The right hand takes the cards from the left hand and holds them with the right thumb and forefinger as depicted in figure 1. Note that the cards are held by the very tips of the fingers. Only a light touch is required. The grip ensures the smooth working of the switch later on in the count, but, more importantly allows the audience to see the entire back of the card: there are no extraneous fingers to obscure the back and diffuse the interest point of the audience (that is, the audience normally concentrates on the middle of the back of the card).

The other right fingers play no part in this count and are held loosely spread, though the angle of view depicted by the diagram makes it appear the fingers are closed. This is not the case. On the other hand the fingers are not intentionally spread so as to emphasize the somewhat awkward position of the right hand. The best approach may be to just forget the 2nd, 3rd and 4th fingers of the right hand and just let them fall into whatever position they would normally fall into.

### Step 2

The left hand approaches the right hand in order to pull off the first card. The right hand does not move towards the left hand. The right hand and arm remain immobile and rock steady during the entire count. The action is always one of the left hand approaching the right hand, pulling a card off, and then moving to the left.

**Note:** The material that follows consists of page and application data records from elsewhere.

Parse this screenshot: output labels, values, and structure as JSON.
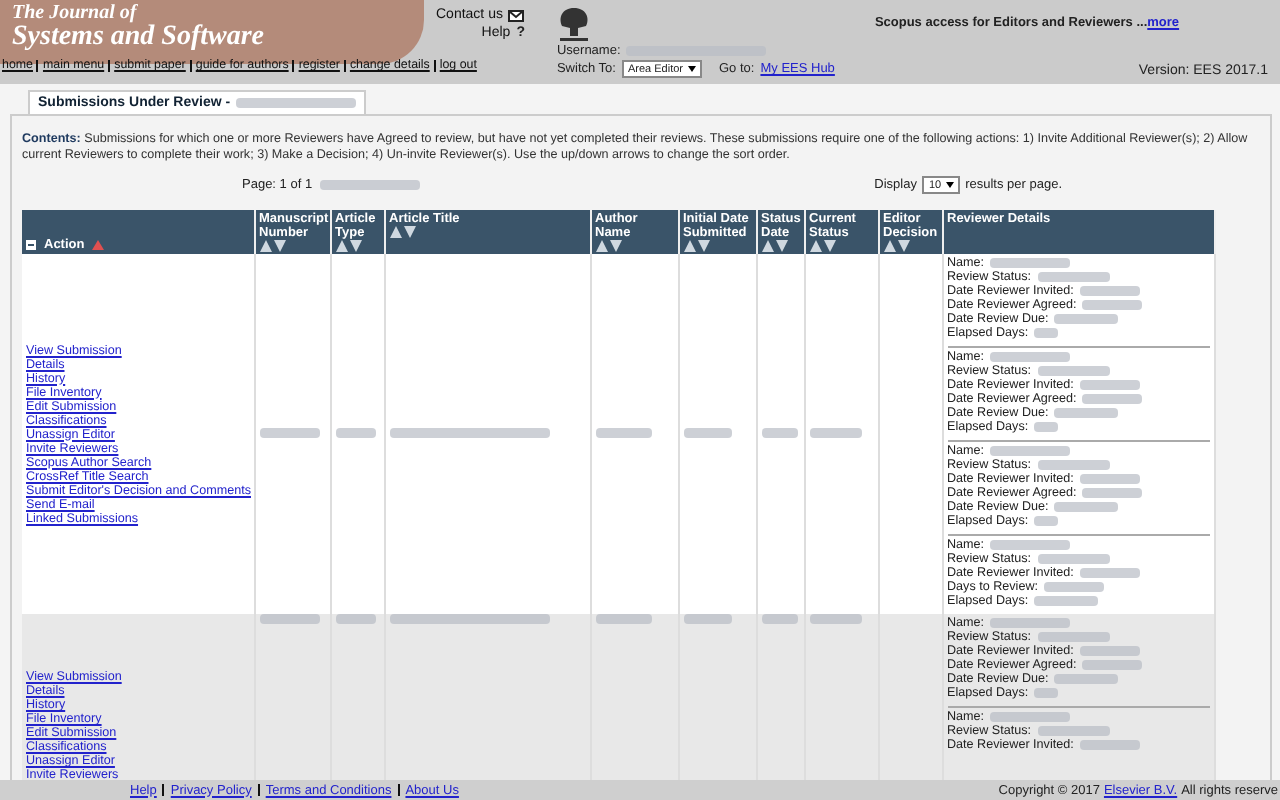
{
  "header": {
    "journal_title": [
      "The Journal of",
      "Systems and Software"
    ],
    "contact": "Contact us",
    "help": "Help",
    "help_icon": "?",
    "scopus_text": "Scopus access for Editors and Reviewers ...",
    "scopus_link": "more",
    "username_label": "Username:",
    "switch_label": "Switch To:",
    "role_select": "Area Editor",
    "goto_label": "Go to:",
    "hub_link": "My EES Hub",
    "version": "Version: EES 2017.1"
  },
  "nav": [
    "home",
    "main menu",
    "submit paper",
    "guide for authors",
    "register",
    "change details",
    "log out"
  ],
  "tabs": [
    {
      "label": "Submissions Under Review -",
      "selected": true
    }
  ],
  "contents": {
    "label": "Contents:",
    "text": "Submissions for which one or more Reviewers have Agreed to review, but have not yet completed their reviews. These submissions require one of the following actions: 1) Invite Additional Reviewer(s); 2) Allow current Reviewers to complete their work; 3) Make a Decision; 4) Un-invite Reviewer(s). Use the up/down arrows to change the sort order."
  },
  "pager": {
    "page": "Page: 1 of 1",
    "display": "Display",
    "per_page": "10",
    "results": "results per page."
  },
  "table": {
    "columns": [
      "Action",
      "Manuscript Number",
      "Article Type",
      "Article Title",
      "Author Name",
      "Initial Date Submitted",
      "Status Date",
      "Current Status",
      "Editor Decision",
      "Reviewer Details"
    ],
    "rows": [
      {
        "actions": [
          "View Submission",
          "Details",
          "History",
          "File Inventory",
          "Edit Submission",
          "Classifications",
          "Unassign Editor",
          "Invite Reviewers",
          "Scopus Author Search",
          "CrossRef Title Search",
          "Submit Editor's Decision and Comments",
          "Send E-mail",
          "Linked Submissions"
        ],
        "reviewers": [
          {
            "fields": [
              "Name:",
              "Review Status:",
              "Date Reviewer Invited:",
              "Date Reviewer Agreed:",
              "Date Review Due:",
              "Elapsed Days:"
            ]
          },
          {
            "fields": [
              "Name:",
              "Review Status:",
              "Date Reviewer Invited:",
              "Date Reviewer Agreed:",
              "Date Review Due:",
              "Elapsed Days:"
            ]
          },
          {
            "fields": [
              "Name:",
              "Review Status:",
              "Date Reviewer Invited:",
              "Date Reviewer Agreed:",
              "Date Review Due:",
              "Elapsed Days:"
            ]
          },
          {
            "fields": [
              "Name:",
              "Review Status:",
              "Date Reviewer Invited:",
              "Days to Review:",
              "Elapsed Days:"
            ]
          }
        ]
      },
      {
        "actions": [
          "View Submission",
          "Details",
          "History",
          "File Inventory",
          "Edit Submission",
          "Classifications",
          "Unassign Editor",
          "Invite Reviewers"
        ],
        "reviewers": [
          {
            "fields": [
              "Name:",
              "Review Status:",
              "Date Reviewer Invited:",
              "Date Reviewer Agreed:",
              "Date Review Due:",
              "Elapsed Days:"
            ]
          },
          {
            "fields": [
              "Name:",
              "Review Status:",
              "Date Reviewer Invited:"
            ]
          }
        ]
      }
    ]
  },
  "footer": {
    "links": [
      "Help",
      "Privacy Policy",
      "Terms and Conditions",
      "About Us"
    ],
    "copyright": "Copyright © 2017",
    "company_link": "Elsevier B.V.",
    "rights": "All rights reserve"
  }
}
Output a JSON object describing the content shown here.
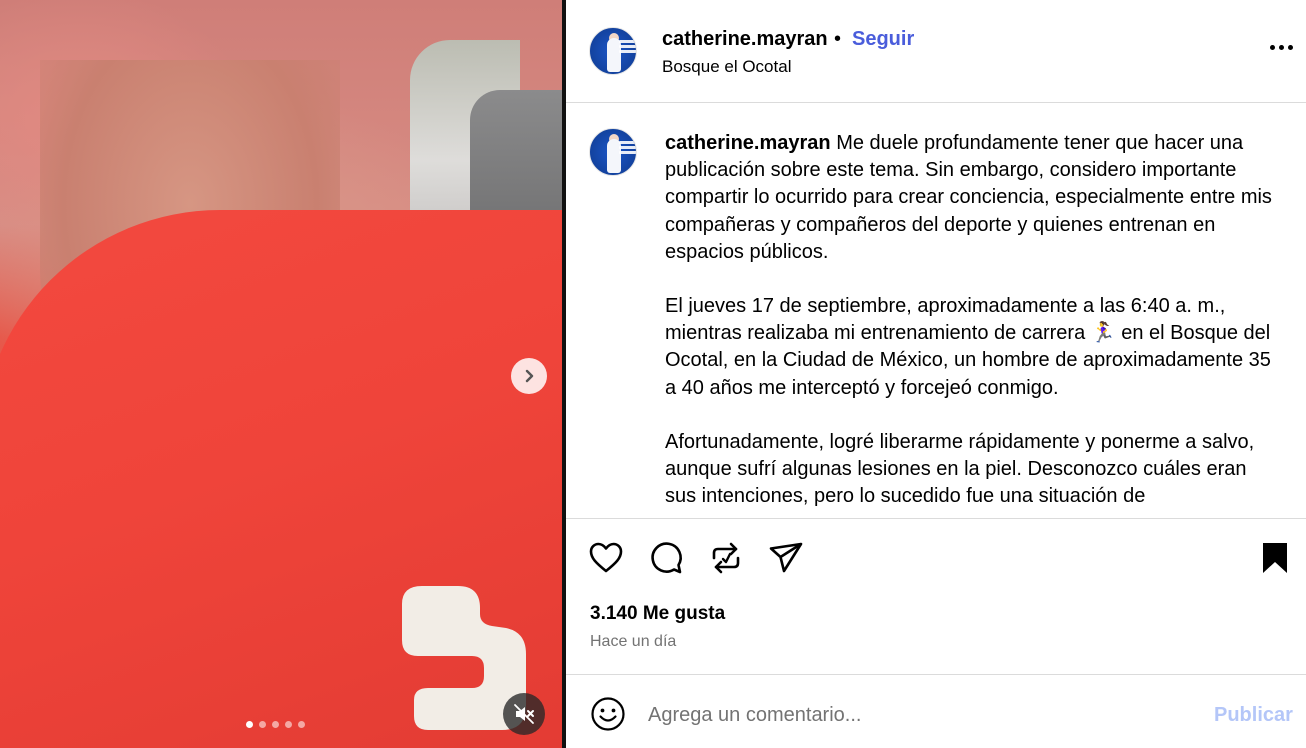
{
  "post": {
    "username": "catherine.mayran",
    "separator": "•",
    "follow_label": "Seguir",
    "location": "Bosque el Ocotal",
    "more_icon": "more-horizontal-icon"
  },
  "caption": {
    "username": "catherine.mayran",
    "paragraphs": [
      "Me duele profundamente tener que hacer una publicación sobre este tema. Sin embargo, considero importante compartir lo ocurrido para crear conciencia, especialmente entre mis compañeras y compañeros del deporte y quienes entrenan en espacios públicos.",
      "El jueves 17 de septiembre, aproximadamente a las 6:40 a. m., mientras realizaba mi entrenamiento de carrera 🏃‍♀️ en el Bosque del Ocotal, en la Ciudad de México, un hombre de aproximadamente 35 a 40 años me interceptó y forcejeó conmigo.",
      "Afortunadamente, logré liberarme rápidamente y ponerme a salvo, aunque sufrí algunas lesiones en la piel. Desconozco cuáles eran sus intenciones, pero lo sucedido fue una situación de"
    ]
  },
  "stats": {
    "likes": "3.140 Me gusta",
    "time": "Hace un día"
  },
  "comment": {
    "placeholder": "Agrega un comentario...",
    "publish_label": "Publicar"
  },
  "media": {
    "carousel_count": 5,
    "active_index": 0
  },
  "colors": {
    "follow": "#4a5ddb",
    "publish_disabled": "#b4c6f8",
    "secondary_text": "#737373"
  }
}
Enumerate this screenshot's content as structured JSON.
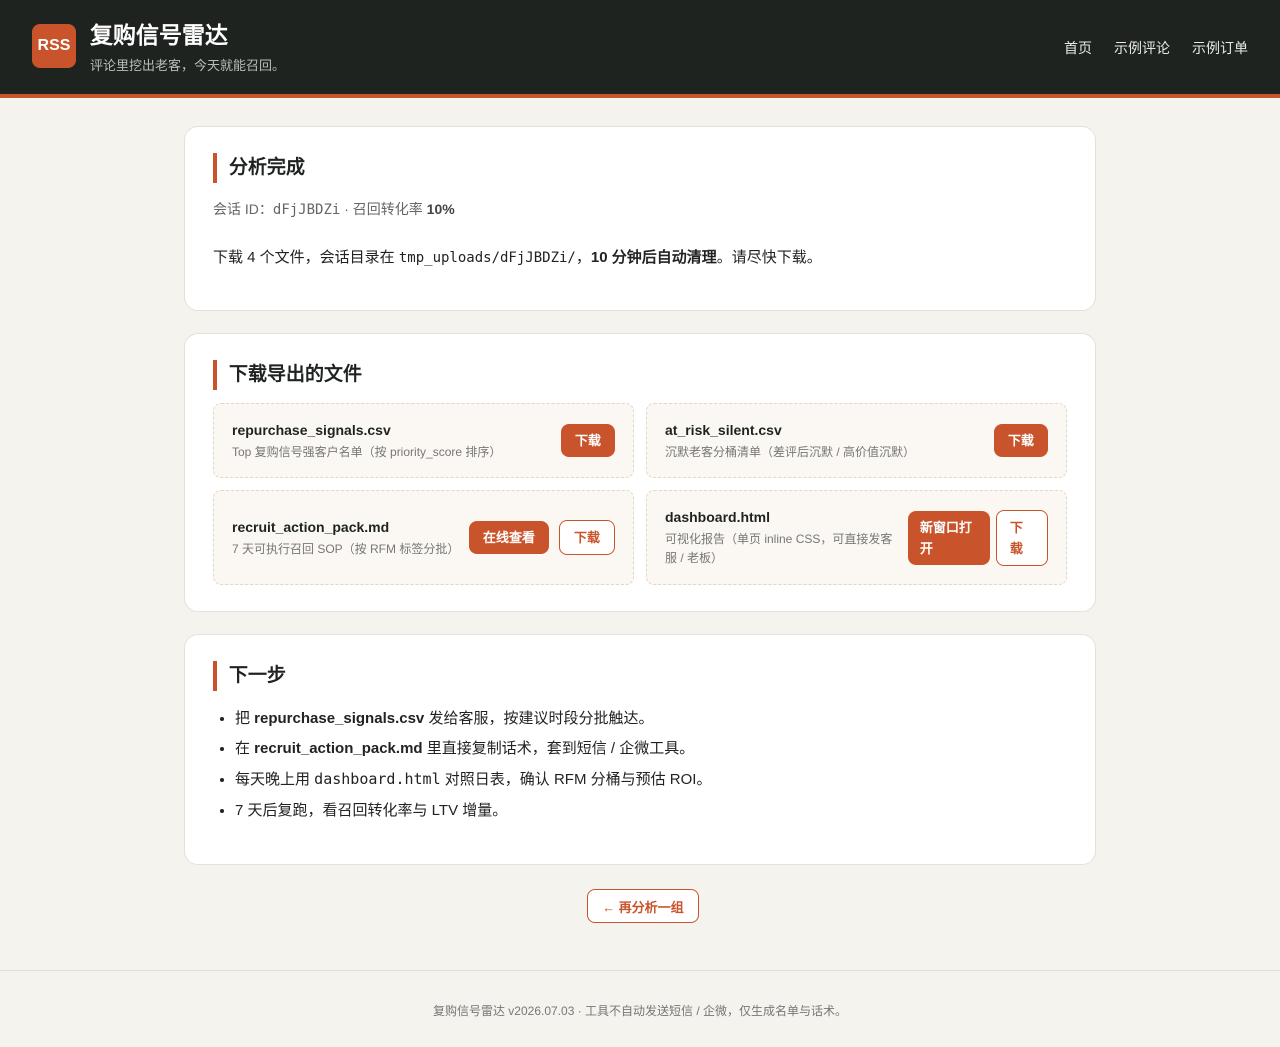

If the right hand moves, even slightly, a great deal of the illusion is destroyed (this principle applies to all counts, especially the Elmsley and Hamman counts).

The "X" in figure 1 denotes the spot the left thumb should aim for. With practice it is possible to have the left thumb nip just a fraction of the left top outer edge of the card as depicted in figure 2. To pull off the card the left thumb exerts a light downward pressure while at the same time pulling the card slightly to the left until it can be secured by the left thumb above and the middle joint of the left forefinger. Again figure 2 depicts this position.

The card is pulled off at a 45 degree angle as depicted by the arrow in figure 2. The left hand continues along the arc until it reaches the position relative to the right hand as depicted in

0 0

## Fundamentals of Magick

Magick is the art and practice of moving natural energies to effect needed or wanted change. Magick is natural, there is absolutely nothing supernatural about it. What is taught here are various techniques of magick for beginners. Magick is natural and simple and the techniques to develop abilities should be simple and natural as well. What is taught on this site is not only the basics of magick, but the basics of many things.

Get My Free Ebook